In the lower midrange, upper bass, and mid-bass regions, the Nova IIIs created addictive PRaT. They presented layer upon layer of sonic information in the bass registers with an incisive, textured, and tangible *feel* that was a joy to experience. If amazing low-end sonics came in the form of a snowmobile, I’d lovingly straddle the Olympica Nova 3s every chance I got and proudly wave to all as I enjoyed the adrenaline-spiked ride through the low frequency registers.
Above: the Sonus faber Olympica Nova V loudspeaker, along with the Olympica Nova CI Center Channel speaker.
Listening to Joni Mitchell’s 1974 Court and Spark on a 200g vinyl pressing, songs like “Help Me”, “People’s Parties”, and the title track “Court and Spark” came rushing forth with an honesty and purity that I’ve neither heard nor felt before. My God could Joni Mitchell sing!
Mere seconds into this album, I was fighting to hold back the tears. By the third track “Free Man in Paris” I was openly weeping. Recreated by the Nova IIIs, Mitchell’s impassioned vocals reduced me to a blithering emotional wreck. Jumpin’ Jesus on a Rotax 800R… hearing her voice this accurately—and honestly—knocked me to the moon.
For perspective, I next tried Goatsnake’s Black Aged Blues. Released in 2015, this album highlights Godzilla-heavy songs where monstrous riffs, memorable memories, and fascinating sonic accents carry a listener through a doomed and apocalyptic blues-based sonic netherworld.
If you like the pure down-tuned doom of early Black Sabbath, you’ll (probably) love Goatsnake’s sound. Akin to salted caramel, Pete Stahl’s dark and wistful voice has a unique flavour to it. As sweet as his vocals truly are, there’s an edge to Stahl’s pained vocals that has a hauntingly unique—even bitter—taste to it. Combined with his riveting blues harmonica solos, Black brings a fresh and vibrant sound to the doom metal cosmos that is sorely lacking.
Listening to the unstoppable groove of the song “Coffee and Whiskey”, I was catapulted out of my chair like a human cannonball. Without warning, I found myself strutting around the room, playing air guitar, and thrashing my head in time with the airtight rhythm of the track. It was as if a doom metal Priestess had cast an ebony-Scottish funkadelic fuzz-doom rhythm and blues spell upon me. I was powerless to resist.
At that moment, if Trudeau’s suede-denim secret police had kicked in my listening room’s door and arrested me for trying waaaaay too hard to be young and cool again, I wouldn’t have cared. I was having so much fun grooving-out to Goatsnake’s songs that, as I think back on it now, I still smile an endless smile.
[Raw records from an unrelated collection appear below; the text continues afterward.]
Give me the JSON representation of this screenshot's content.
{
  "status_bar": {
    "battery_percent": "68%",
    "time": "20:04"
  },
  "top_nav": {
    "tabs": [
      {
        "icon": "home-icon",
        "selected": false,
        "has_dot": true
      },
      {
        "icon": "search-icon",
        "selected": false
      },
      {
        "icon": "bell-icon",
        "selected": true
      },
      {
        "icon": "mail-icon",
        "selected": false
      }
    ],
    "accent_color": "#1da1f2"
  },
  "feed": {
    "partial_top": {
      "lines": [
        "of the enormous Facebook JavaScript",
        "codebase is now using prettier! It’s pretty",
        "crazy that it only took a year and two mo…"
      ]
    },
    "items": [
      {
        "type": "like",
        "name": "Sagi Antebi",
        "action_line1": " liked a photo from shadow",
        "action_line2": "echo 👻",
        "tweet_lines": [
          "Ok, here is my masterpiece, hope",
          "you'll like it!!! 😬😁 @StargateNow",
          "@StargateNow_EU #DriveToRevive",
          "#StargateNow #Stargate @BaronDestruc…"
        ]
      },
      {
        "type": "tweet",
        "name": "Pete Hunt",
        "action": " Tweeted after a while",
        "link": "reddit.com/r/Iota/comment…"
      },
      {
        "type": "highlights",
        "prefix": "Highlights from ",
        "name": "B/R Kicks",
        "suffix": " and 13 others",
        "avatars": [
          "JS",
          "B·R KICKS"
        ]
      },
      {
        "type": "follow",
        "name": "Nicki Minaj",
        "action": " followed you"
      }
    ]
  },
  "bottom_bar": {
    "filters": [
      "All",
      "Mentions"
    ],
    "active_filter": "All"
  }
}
Overall, the Olympica Nova IIIs created a profoundly intense emotional connection with every type of music I challenged them to play. If Sonus Faber’s founder Franco Serblin were still alive today, he’d be proud—heck… probably even arrogant—to see his company producing such awesome products at, by audiophile standards, reasonable prices.
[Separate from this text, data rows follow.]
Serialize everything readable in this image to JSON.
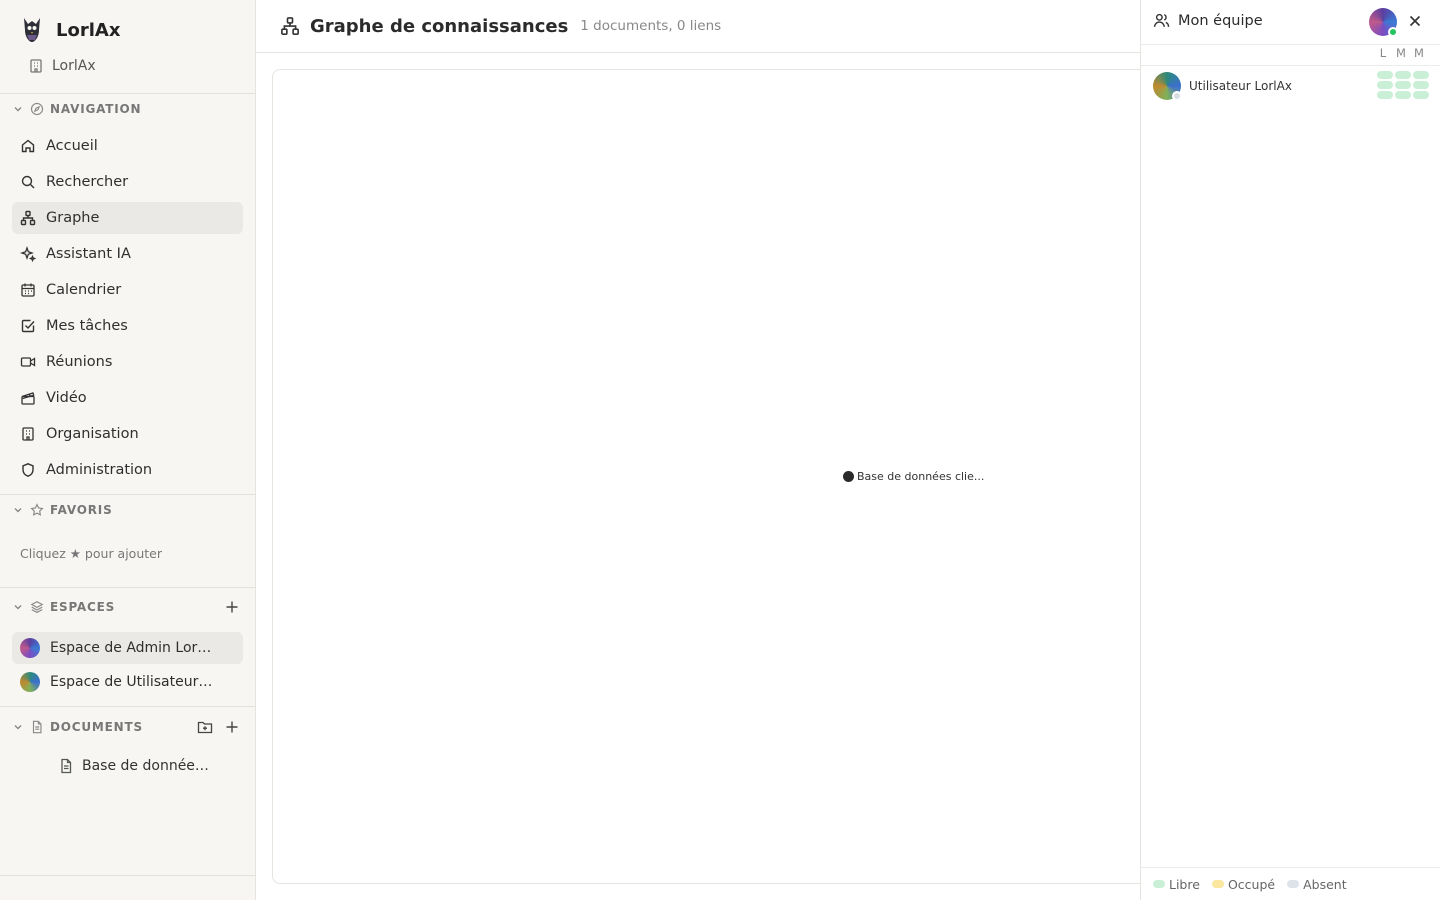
{
  "app": {
    "name": "LorlAx",
    "org": "LorlAx"
  },
  "sections": {
    "navigation": "NAVIGATION",
    "favorites": "FAVORIS",
    "spaces": "ESPACES",
    "documents": "DOCUMENTS"
  },
  "nav": {
    "items": [
      {
        "label": "Accueil",
        "icon": "home-icon"
      },
      {
        "label": "Rechercher",
        "icon": "search-icon"
      },
      {
        "label": "Graphe",
        "icon": "graph-icon",
        "active": true
      },
      {
        "label": "Assistant IA",
        "icon": "sparkles-icon"
      },
      {
        "label": "Calendrier",
        "icon": "calendar-icon"
      },
      {
        "label": "Mes tâches",
        "icon": "checkbox-icon"
      },
      {
        "label": "Réunions",
        "icon": "video-camera-icon"
      },
      {
        "label": "Vidéo",
        "icon": "clapperboard-icon"
      },
      {
        "label": "Organisation",
        "icon": "building-icon"
      },
      {
        "label": "Administration",
        "icon": "shield-icon"
      }
    ]
  },
  "favorites": {
    "hint": "Cliquez ★ pour ajouter"
  },
  "spaces": {
    "items": [
      {
        "label": "Espace de Admin LorlAx",
        "active": true
      },
      {
        "label": "Espace de Utilisateur LorlAx"
      }
    ]
  },
  "documents": {
    "items": [
      {
        "label": "Base de données clients"
      }
    ]
  },
  "header": {
    "title": "Graphe de connaissances",
    "subtitle": "1 documents, 0 liens"
  },
  "graph": {
    "nodes": [
      {
        "label": "Base de données clie..."
      }
    ]
  },
  "team": {
    "title": "Mon équipe",
    "days": [
      "L",
      "M",
      "M"
    ],
    "members": [
      {
        "name": "Utilisateur LorlAx"
      }
    ],
    "legend": [
      {
        "label": "Libre",
        "color": "#c9f0d6"
      },
      {
        "label": "Occupé",
        "color": "#fbe7a0"
      },
      {
        "label": "Absent",
        "color": "#dde3ea"
      }
    ]
  }
}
Any pair of loudspeakers that can reduce me to tears and then get me to swing my hips around the room must be recognized as exceptional. With the Nova IIIs, you’ll sink right into your favourite songs and… ohhh Hosanna… fall helplessly and hopelessly in love with your most cherished recordings.
Although a pair of Olympica Nova IIIs costs $13,500 USD, by audiophile standards, they are a bargain. I’ve heard many $25K+ USD level loudspeakers that do not have the top-to-bottom sonic coherency, PRaT, or resolution of the Nova IIIs. Everything else in the Nova III’s price range is a boat anchor.
Over the course of 20+ years, I’ve auditioned more than 30 pairs of $10K+ USD speakers in my main Sonic Frontiers rig. I can emphatically state that the Nova III is the best overall sound that I have yet achieved from this system. The Olympica Nova IIIs created so many joyous musical moments for me that I cannot return them. When the flood comes, I’m making room in the rescue canoe to save these beauties. Yep… the Olympica Nova IIIs are that good.
Sonus Faber Olympica Nova III Floorstanding Loudspeakers
Price: $13,500 US / pair